For Asheley, "work is love made invisible." - Khalil Gibran

Kevin Olusola - beatbox cellist who placed second in the Yo-Yo Ma cello competition and first on NBC's a cappella show "The Sing-Off"

Taking piano lessons for the first time, Kevin at a very young age could immediately reproduce what his piano teacher played - backwards. From the moment his gift was discovered, his parents focused completely on it.

"Anyone can be innovative," he believes. There are four parts to that process:

1) Paradigm shift: "Opera completely changed how he sang on his instrument." His Chinese friends first suggested combining beat boxing with the cello. Not convinced at first, he ultimately decided that "you have so see your status quo and do something different."

2) Process: you gotta to do the work and be patient. "It's just going to take time, ya'll."

3) Downtime: his 18 months in China let him understand that he COULD make a difference through music. Stepping outside his realm "helped his process."

4) Collaboration: "Success in the 21st century will come through interdependence."

Sarathbabu Elumala - Real Life Slum Dog Millionaire. Food entrepreneur whose goal is to help end hunger in India

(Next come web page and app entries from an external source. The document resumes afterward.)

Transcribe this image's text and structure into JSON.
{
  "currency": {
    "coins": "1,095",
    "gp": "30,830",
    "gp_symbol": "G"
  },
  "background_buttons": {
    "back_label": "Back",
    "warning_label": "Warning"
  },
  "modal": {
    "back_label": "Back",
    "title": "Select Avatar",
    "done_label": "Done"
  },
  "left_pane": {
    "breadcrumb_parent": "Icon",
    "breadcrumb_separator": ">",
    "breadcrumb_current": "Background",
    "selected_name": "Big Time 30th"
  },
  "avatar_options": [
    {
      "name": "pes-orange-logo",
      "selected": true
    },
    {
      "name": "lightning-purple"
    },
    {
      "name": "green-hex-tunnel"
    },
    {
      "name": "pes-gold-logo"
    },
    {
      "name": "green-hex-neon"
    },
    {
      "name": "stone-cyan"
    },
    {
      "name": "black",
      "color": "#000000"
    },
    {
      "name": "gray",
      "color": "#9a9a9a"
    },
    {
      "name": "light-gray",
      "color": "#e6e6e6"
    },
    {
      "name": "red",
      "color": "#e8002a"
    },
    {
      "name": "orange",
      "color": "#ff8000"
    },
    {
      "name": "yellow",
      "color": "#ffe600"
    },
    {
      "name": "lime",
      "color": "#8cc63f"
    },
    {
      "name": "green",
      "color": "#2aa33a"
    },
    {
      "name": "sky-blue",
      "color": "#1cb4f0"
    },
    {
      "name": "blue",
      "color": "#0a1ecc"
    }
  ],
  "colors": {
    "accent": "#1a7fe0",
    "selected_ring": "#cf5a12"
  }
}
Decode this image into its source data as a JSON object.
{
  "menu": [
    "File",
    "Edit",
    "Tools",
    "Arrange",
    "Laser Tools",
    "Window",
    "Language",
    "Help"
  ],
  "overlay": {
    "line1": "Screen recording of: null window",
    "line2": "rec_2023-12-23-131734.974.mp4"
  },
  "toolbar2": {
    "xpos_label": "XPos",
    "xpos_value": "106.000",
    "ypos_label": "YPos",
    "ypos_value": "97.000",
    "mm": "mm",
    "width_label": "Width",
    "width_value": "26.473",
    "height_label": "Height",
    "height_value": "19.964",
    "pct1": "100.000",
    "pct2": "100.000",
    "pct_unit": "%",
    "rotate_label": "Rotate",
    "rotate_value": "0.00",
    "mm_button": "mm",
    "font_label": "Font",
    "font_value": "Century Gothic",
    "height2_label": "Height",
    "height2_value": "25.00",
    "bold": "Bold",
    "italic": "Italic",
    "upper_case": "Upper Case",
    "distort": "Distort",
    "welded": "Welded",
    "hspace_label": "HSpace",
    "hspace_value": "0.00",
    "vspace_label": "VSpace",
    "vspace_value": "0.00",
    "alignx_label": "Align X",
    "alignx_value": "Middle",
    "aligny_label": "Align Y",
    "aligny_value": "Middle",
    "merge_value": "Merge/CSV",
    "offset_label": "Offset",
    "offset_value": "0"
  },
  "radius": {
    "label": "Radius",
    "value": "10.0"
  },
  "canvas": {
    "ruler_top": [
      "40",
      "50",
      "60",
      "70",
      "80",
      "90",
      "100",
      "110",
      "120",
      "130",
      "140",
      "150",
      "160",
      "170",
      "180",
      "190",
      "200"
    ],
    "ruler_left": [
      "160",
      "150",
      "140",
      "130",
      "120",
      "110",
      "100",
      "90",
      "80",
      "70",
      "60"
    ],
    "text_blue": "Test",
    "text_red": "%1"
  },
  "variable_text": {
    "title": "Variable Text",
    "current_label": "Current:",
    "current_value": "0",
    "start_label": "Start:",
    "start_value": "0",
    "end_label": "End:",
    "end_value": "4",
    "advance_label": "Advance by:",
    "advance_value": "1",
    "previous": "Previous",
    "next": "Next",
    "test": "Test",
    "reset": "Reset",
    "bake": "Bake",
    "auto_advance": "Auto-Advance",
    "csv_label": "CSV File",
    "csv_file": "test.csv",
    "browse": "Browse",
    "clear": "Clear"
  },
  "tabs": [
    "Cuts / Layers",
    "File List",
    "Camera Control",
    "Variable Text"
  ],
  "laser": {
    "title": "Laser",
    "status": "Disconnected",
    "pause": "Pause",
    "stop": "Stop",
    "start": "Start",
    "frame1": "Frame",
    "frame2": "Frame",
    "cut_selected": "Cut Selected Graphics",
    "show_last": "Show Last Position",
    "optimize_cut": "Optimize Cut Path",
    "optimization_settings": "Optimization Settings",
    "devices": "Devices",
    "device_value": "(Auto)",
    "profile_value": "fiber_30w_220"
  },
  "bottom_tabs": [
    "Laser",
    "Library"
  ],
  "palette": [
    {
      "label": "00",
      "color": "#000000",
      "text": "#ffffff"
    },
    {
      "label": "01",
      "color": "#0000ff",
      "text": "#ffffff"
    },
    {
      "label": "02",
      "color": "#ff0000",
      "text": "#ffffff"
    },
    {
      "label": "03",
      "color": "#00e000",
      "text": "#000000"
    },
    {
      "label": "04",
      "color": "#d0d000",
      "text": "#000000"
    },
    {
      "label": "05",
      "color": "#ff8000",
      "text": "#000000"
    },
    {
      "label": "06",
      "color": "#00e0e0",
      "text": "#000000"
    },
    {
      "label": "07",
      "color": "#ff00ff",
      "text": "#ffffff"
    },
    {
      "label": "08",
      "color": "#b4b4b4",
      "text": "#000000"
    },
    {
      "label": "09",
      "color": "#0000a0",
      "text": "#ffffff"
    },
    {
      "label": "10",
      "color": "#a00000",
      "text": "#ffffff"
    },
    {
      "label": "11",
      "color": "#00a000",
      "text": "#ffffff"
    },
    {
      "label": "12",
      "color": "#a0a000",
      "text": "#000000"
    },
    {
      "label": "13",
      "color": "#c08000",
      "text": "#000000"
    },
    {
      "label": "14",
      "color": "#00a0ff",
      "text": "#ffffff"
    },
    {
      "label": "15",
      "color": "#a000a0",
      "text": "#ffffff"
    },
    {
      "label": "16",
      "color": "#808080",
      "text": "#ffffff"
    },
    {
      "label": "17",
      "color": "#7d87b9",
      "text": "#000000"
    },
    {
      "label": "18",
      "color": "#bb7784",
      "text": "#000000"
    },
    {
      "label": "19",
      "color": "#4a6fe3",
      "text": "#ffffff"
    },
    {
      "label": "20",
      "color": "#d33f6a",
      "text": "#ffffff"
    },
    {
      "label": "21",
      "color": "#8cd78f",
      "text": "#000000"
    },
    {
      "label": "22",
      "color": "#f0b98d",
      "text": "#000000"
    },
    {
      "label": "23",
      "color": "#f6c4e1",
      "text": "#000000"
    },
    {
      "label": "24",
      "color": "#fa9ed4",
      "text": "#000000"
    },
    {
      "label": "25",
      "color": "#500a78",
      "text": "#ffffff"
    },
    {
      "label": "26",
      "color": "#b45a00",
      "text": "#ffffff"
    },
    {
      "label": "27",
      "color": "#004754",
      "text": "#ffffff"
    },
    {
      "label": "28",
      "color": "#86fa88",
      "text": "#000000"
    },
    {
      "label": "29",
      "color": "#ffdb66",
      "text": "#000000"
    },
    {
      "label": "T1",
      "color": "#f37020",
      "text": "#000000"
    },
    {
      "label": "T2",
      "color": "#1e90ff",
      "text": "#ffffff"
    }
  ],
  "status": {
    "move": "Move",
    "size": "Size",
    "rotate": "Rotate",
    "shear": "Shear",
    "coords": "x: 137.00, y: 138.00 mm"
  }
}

Everybody wants recognition. Growing up in extreme poverty, Sarathbabu Elumala has known hunger, and recounts a story of finding out that his mother, instead of eating, rationed the familiy's meager food to the children. Conditioned by their experiences and their lack of food, they competed to see who might eat last. Resisting descriptions of the poverty that was his everyday life, he realized that he could nonetheless be rich in thought and eduction. "Each and every situtation has a positive. Look for the positive to achieve your goals."

He conserved energy by uttering no more than ten words a day in school, by not playing, and by devoting himself completely to his studies. In order to not oversleep scheduled morning classes, he would sleep on a bare floor with temperatures in the 20's.

Eventually, he landed in the best engineering college in the India, where the mostly well-to-do students would hold conversations about celebrities and places that he had never heard. Not understand the context anyway, he would study, study, study.

Elumala's quest is that no one should be hungry, and has since that childhood, and those school years, started companies and foundations to combat hunger, from which, he clearly believes, NO ONE should suffer. This quote stuck: "If my mother's sacrifice only helps me, I am selfish."

In the subsequent question and answer sessions, he said he hopes to become the education minister in his state in India, and through education, teach young students to feed themselves.

Spencer West - Motivational Speaker for Me to We Foundation

"Imagine if you woke everyday believing you could make a difference in the world." It's humbling coming from Spencer West, who climbed Mt. Kilimanjaro on his hands.

"I've been given these obstacles to show others how they can overcome theirs." He BELIEVES that.

In the Q&A that followed he talked about bullying in his school. Looking back on the bullying, which took place in a time when the subject was not widely discussed, "he's only angry that he never said anything." There needs to be a safe space for people to go to because this is not OK. "A community that excludes one of its members is no community at all."

Spencer's session was far too amazing to recap effectively. If you'd like to follow up with him and his work, go to 

He's currently working to bring clean water to 100,000 people "for life."